:: Exercise materials

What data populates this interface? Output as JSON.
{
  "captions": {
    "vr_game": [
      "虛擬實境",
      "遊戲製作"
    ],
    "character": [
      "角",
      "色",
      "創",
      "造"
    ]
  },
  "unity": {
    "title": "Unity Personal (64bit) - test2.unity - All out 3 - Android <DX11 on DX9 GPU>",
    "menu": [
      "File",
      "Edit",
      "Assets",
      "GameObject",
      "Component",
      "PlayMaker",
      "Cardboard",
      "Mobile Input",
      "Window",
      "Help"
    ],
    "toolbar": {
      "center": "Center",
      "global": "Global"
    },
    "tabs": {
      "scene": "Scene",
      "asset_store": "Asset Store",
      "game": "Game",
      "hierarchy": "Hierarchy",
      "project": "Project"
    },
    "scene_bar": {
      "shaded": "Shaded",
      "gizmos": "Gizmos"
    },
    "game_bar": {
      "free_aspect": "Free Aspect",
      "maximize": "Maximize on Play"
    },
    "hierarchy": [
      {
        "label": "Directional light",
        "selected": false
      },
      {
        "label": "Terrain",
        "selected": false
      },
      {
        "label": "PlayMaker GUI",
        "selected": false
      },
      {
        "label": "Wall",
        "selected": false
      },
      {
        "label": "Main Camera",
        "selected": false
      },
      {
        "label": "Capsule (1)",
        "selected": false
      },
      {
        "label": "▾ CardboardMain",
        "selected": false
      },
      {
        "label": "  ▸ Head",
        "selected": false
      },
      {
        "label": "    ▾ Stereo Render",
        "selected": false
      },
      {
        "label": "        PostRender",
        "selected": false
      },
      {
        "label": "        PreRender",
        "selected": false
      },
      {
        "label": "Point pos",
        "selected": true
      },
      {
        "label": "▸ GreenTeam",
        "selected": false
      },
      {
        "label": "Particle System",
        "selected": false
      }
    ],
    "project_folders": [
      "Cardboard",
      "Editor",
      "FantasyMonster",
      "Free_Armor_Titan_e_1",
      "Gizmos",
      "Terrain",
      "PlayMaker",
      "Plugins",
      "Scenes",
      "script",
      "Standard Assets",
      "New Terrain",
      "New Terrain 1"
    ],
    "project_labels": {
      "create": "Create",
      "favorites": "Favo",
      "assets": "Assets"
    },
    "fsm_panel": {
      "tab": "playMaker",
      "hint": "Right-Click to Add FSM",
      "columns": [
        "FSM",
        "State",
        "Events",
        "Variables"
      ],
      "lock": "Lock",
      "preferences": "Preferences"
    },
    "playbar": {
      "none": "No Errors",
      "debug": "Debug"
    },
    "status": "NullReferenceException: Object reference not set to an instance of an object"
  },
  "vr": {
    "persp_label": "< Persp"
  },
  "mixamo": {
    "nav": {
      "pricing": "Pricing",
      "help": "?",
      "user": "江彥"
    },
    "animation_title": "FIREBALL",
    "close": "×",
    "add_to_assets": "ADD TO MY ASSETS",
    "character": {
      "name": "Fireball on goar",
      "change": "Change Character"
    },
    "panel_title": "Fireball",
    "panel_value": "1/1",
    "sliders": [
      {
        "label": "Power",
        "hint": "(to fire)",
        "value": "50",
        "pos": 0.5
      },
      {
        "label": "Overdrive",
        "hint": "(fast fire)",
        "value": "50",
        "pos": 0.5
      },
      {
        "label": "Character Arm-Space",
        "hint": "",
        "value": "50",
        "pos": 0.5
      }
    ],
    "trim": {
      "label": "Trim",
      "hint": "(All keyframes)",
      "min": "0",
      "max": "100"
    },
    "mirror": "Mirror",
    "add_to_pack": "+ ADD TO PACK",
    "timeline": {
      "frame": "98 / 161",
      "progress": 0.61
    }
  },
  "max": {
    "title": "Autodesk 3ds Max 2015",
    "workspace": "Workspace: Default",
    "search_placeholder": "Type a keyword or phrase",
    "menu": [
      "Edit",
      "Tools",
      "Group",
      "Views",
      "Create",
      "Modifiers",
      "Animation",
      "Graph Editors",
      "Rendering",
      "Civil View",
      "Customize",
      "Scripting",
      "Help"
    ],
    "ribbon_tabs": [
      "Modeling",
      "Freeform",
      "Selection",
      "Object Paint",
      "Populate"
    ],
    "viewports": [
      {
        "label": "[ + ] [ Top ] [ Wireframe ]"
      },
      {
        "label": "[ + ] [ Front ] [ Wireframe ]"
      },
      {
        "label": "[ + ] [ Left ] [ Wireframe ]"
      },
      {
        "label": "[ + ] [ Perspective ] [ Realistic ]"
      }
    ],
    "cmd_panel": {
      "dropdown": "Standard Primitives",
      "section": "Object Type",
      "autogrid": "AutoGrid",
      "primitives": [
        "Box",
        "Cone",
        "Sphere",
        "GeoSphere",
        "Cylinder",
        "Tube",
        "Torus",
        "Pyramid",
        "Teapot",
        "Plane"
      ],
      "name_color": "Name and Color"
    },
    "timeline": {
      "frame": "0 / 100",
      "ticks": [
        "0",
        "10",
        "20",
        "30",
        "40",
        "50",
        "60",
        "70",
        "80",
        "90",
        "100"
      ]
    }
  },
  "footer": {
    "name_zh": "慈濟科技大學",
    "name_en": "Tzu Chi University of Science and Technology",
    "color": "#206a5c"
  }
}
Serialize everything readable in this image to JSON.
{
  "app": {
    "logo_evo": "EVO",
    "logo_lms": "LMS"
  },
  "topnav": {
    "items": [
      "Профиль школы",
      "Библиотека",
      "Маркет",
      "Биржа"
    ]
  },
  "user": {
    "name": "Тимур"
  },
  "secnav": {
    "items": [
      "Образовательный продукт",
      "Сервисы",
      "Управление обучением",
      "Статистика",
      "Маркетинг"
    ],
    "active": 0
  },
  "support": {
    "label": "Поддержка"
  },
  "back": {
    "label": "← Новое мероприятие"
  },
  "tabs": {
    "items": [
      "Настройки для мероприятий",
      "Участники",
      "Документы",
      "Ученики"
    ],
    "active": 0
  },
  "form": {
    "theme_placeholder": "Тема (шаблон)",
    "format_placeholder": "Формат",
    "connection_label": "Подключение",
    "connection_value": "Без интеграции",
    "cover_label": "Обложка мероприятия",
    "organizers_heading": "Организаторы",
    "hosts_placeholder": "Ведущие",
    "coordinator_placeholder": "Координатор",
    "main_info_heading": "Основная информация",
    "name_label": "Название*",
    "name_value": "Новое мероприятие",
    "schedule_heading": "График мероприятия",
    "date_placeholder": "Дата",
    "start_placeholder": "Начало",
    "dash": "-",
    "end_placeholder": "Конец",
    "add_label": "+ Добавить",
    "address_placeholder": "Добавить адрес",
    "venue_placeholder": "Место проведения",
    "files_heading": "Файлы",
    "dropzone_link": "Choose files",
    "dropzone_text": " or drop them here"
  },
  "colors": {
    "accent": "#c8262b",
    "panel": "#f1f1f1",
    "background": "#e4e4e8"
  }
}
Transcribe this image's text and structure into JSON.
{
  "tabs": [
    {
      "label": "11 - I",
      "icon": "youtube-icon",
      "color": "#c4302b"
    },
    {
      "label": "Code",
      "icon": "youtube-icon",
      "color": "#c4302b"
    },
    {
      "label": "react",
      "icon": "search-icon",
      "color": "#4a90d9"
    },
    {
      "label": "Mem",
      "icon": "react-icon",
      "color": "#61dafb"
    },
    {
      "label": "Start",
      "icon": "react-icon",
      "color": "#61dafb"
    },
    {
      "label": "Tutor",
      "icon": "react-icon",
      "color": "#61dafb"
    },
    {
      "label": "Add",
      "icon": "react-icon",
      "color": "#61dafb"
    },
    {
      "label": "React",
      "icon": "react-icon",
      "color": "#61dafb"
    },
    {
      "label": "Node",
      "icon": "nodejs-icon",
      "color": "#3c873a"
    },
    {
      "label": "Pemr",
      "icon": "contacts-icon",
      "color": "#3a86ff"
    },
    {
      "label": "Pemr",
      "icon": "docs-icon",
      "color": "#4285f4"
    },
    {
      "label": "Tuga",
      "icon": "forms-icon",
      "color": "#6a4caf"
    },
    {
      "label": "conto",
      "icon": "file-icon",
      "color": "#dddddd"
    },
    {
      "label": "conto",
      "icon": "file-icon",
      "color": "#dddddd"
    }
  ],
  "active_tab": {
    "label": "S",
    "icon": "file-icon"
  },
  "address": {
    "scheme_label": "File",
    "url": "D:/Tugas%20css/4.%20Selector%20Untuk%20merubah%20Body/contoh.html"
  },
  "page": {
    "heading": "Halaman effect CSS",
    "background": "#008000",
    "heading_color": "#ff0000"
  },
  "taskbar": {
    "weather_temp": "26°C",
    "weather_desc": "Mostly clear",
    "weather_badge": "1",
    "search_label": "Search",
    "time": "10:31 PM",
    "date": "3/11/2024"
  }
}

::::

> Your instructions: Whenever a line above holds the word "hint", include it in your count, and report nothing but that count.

> Expected answer: 5